Wash. House Passes Measure To Protect Abortion Coverage

February 26, 2013 — The Washington House on Friday passed a measure (HB 1044) that would require health plans that cover maternity care to also cover abortion services, the Spokane Spokesman-Review reports. The bill includes limited exceptions for religiously affiliated organizations, but the exceptions do not generally extend to private employers with religious objections to abortion, according to the Spokesman-Review (Camden, Spokane Spokesman-Review, 2/23).

Opponents of the legislation argue it is unnecessary because most insurers in the state already cover abortion. They also claim the bill could risk federal health care funds by violating federal law on abortion funding and contend that an abortion coverage requirement would infringe on the religious beliefs of those who opposes it.

Supporters counter that the law is needed to ensure abortion coverage remains available after provisions of the Affordable Care Act (PL 111-148) take effect in 2014. They also note that the bill includes a provision to make moot any federally inconsistent language (Kaminsky, AP/KATU, 2/23.) State Rep. Laurie Jinkins (D) said the bill would ensure that rape survivors and other women seeking abortions will have the insurance to pay for it without being restricted by the religious beliefs of an employer (Spokane Spokesman-Review, 2/23).

Bill's Prospects

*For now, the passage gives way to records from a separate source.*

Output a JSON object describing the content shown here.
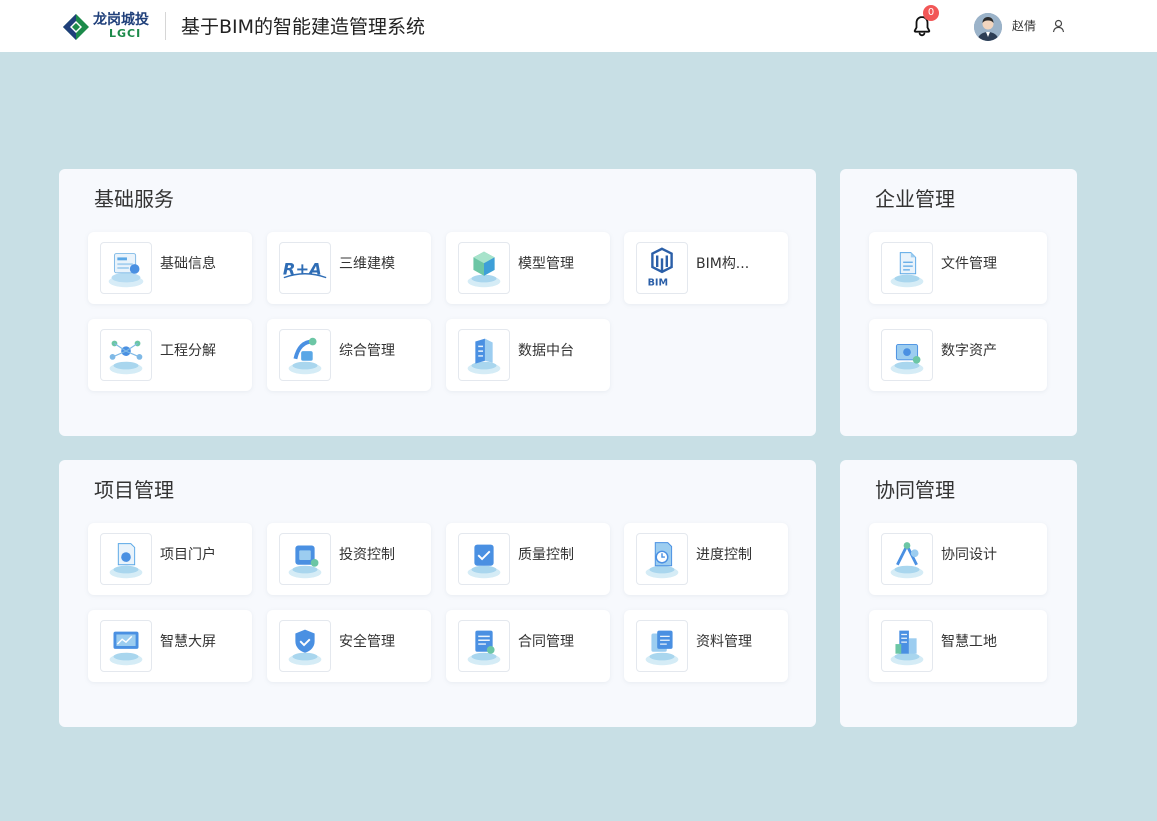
{
  "header": {
    "logo_cn": "龙岗城投",
    "logo_en": "LGCI",
    "title": "基于BIM的智能建造管理系统",
    "notification_count": "0",
    "username": "赵倩"
  },
  "icons": {
    "bell": "bell-icon",
    "user": "user-icon",
    "avatar": "avatar"
  },
  "colors": {
    "background": "#c8dfe5",
    "panel": "#f7f9fd",
    "badge": "#f25757",
    "accent": "#4a90e2"
  },
  "panels": {
    "basic": {
      "title": "基础服务",
      "items": [
        {
          "label": "基础信息",
          "icon": "info-screen-icon"
        },
        {
          "label": "三维建模",
          "icon": "rta-logo-icon"
        },
        {
          "label": "模型管理",
          "icon": "model-cube-icon"
        },
        {
          "label": "BIM构...",
          "icon": "bim-logo-icon"
        },
        {
          "label": "工程分解",
          "icon": "network-icon"
        },
        {
          "label": "综合管理",
          "icon": "management-icon"
        },
        {
          "label": "数据中台",
          "icon": "data-platform-icon"
        }
      ]
    },
    "enterprise": {
      "title": "企业管理",
      "items": [
        {
          "label": "文件管理",
          "icon": "file-icon"
        },
        {
          "label": "数字资产",
          "icon": "digital-asset-icon"
        }
      ]
    },
    "project": {
      "title": "项目管理",
      "items": [
        {
          "label": "项目门户",
          "icon": "portal-icon"
        },
        {
          "label": "投资控制",
          "icon": "investment-icon"
        },
        {
          "label": "质量控制",
          "icon": "quality-icon"
        },
        {
          "label": "进度控制",
          "icon": "progress-icon"
        },
        {
          "label": "智慧大屏",
          "icon": "big-screen-icon"
        },
        {
          "label": "安全管理",
          "icon": "safety-shield-icon"
        },
        {
          "label": "合同管理",
          "icon": "contract-icon"
        },
        {
          "label": "资料管理",
          "icon": "documents-icon"
        }
      ]
    },
    "collab": {
      "title": "协同管理",
      "items": [
        {
          "label": "协同设计",
          "icon": "collab-design-icon"
        },
        {
          "label": "智慧工地",
          "icon": "smart-site-icon"
        }
      ]
    }
  }
}
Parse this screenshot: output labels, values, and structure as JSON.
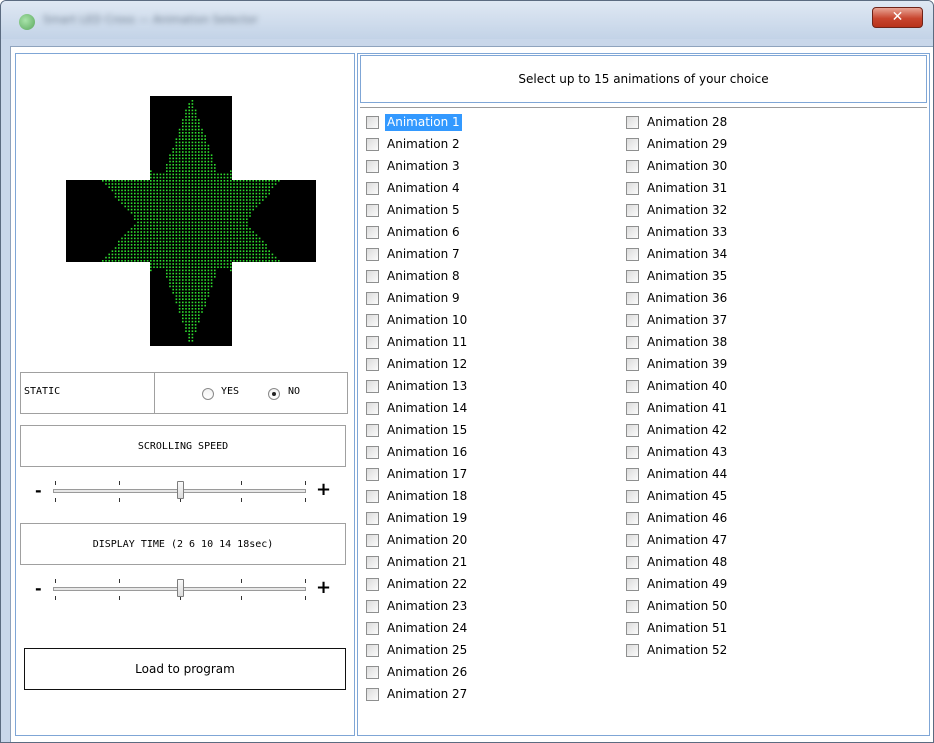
{
  "window": {
    "title": "Smart LED Cross — Animation Selector",
    "close_glyph": "✕"
  },
  "display": {
    "background_color": "#000000",
    "led_color": "#2edc2e"
  },
  "static": {
    "label": "STATIC",
    "yes_label": "YES",
    "no_label": "NO",
    "selected": "NO"
  },
  "scrolling_speed": {
    "label": "SCROLLING SPEED",
    "minus": "-",
    "plus": "+",
    "level": 0.5
  },
  "display_time": {
    "label": "DISPLAY TIME (2 6 10 14 18sec)",
    "minus": "-",
    "plus": "+",
    "level": 0.5
  },
  "load_button": {
    "label": "Load to program"
  },
  "animations": {
    "header": "Select up to 15 animations of your choice",
    "focused_index": 0,
    "items": [
      "Animation 1",
      "Animation 2",
      "Animation 3",
      "Animation 4",
      "Animation 5",
      "Animation 6",
      "Animation 7",
      "Animation 8",
      "Animation 9",
      "Animation 10",
      "Animation 11",
      "Animation 12",
      "Animation 13",
      "Animation 14",
      "Animation 15",
      "Animation 16",
      "Animation 17",
      "Animation 18",
      "Animation 19",
      "Animation 20",
      "Animation 21",
      "Animation 22",
      "Animation 23",
      "Animation 24",
      "Animation 25",
      "Animation 26",
      "Animation 27",
      "Animation 28",
      "Animation 29",
      "Animation 30",
      "Animation 31",
      "Animation 32",
      "Animation 33",
      "Animation 34",
      "Animation 35",
      "Animation 36",
      "Animation 37",
      "Animation 38",
      "Animation 39",
      "Animation 40",
      "Animation 41",
      "Animation 42",
      "Animation 43",
      "Animation 44",
      "Animation 45",
      "Animation 46",
      "Animation 47",
      "Animation 48",
      "Animation 49",
      "Animation 50",
      "Animation 51",
      "Animation 52"
    ]
  }
}
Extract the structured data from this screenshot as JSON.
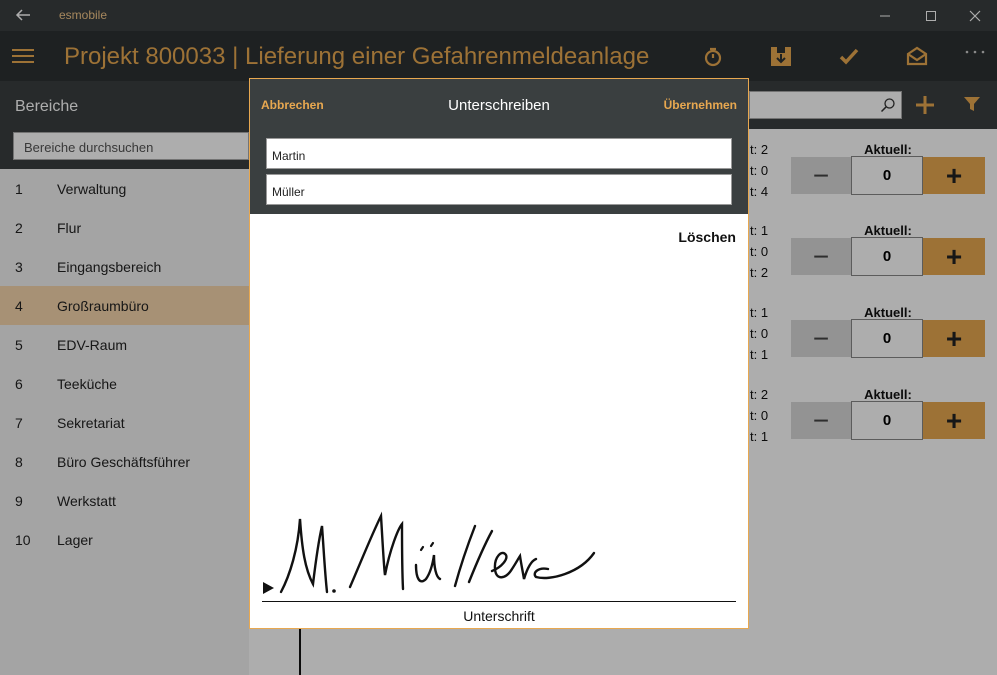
{
  "titlebar": {
    "app_name": "esmobile"
  },
  "header": {
    "title": "Projekt 800033  |  Lieferung einer Gefahrenmeldeanlage"
  },
  "sidebar": {
    "heading": "Bereiche",
    "search_placeholder": "Bereiche durchsuchen",
    "items": [
      {
        "num": "1",
        "label": "Verwaltung"
      },
      {
        "num": "2",
        "label": "Flur"
      },
      {
        "num": "3",
        "label": "Eingangsbereich"
      },
      {
        "num": "4",
        "label": "Großraumbüro"
      },
      {
        "num": "5",
        "label": "EDV-Raum"
      },
      {
        "num": "6",
        "label": "Teeküche"
      },
      {
        "num": "7",
        "label": "Sekretariat"
      },
      {
        "num": "8",
        "label": "Büro Geschäftsführer"
      },
      {
        "num": "9",
        "label": "Werkstatt"
      },
      {
        "num": "10",
        "label": "Lager"
      }
    ],
    "selected_index": 3
  },
  "content": {
    "counters": [
      {
        "label": "Aktuell:",
        "value": "0",
        "minus": "−",
        "plus": "+",
        "stats": [
          "t: 2",
          "t: 0",
          "t: 4"
        ]
      },
      {
        "label": "Aktuell:",
        "value": "0",
        "minus": "−",
        "plus": "+",
        "stats": [
          "t: 1",
          "t: 0",
          "t: 2"
        ]
      },
      {
        "label": "Aktuell:",
        "value": "0",
        "minus": "−",
        "plus": "+",
        "stats": [
          "t: 1",
          "t: 0",
          "t: 1"
        ]
      },
      {
        "label": "Aktuell:",
        "value": "0",
        "minus": "−",
        "plus": "+",
        "stats": [
          "t: 2",
          "t: 0",
          "t: 1"
        ]
      }
    ]
  },
  "modal": {
    "cancel_label": "Abbrechen",
    "title": "Unterschreiben",
    "apply_label": "Übernehmen",
    "first_name": "Martin",
    "last_name": "Müller",
    "clear_label": "Löschen",
    "signature_label": "Unterschrift"
  },
  "colors": {
    "accent": "#e8a850",
    "dark": "#3a3f40",
    "selected": "#f7d6ad"
  }
}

The House passed the measure in a 53-43 vote mostly along party lines, with all but two Democrats favoring the measure and all Republicans except one opposing it. It now goes to the Republican-dominated Senate Health Care Committee for consideration (AP/KATU, 2/23). Although the committee declined to vote on two similar bills in the past, Committee Chair Randi Becker (R) promised last week that the bill would receive a hearing if it passed the House (Spokane Spokesman-Review, 2/23).

According to the AP/KATU, the bill will face a "contentious reckoning" in the Republican-led Senate if it reaches the floor, although supporters believe they have enough votes to pass the measure.

Gov. Jay Inslee (D) in a statement commended the House for passing the measure and urged the Senate to give it a floor vote (AP/KATU, 2/23).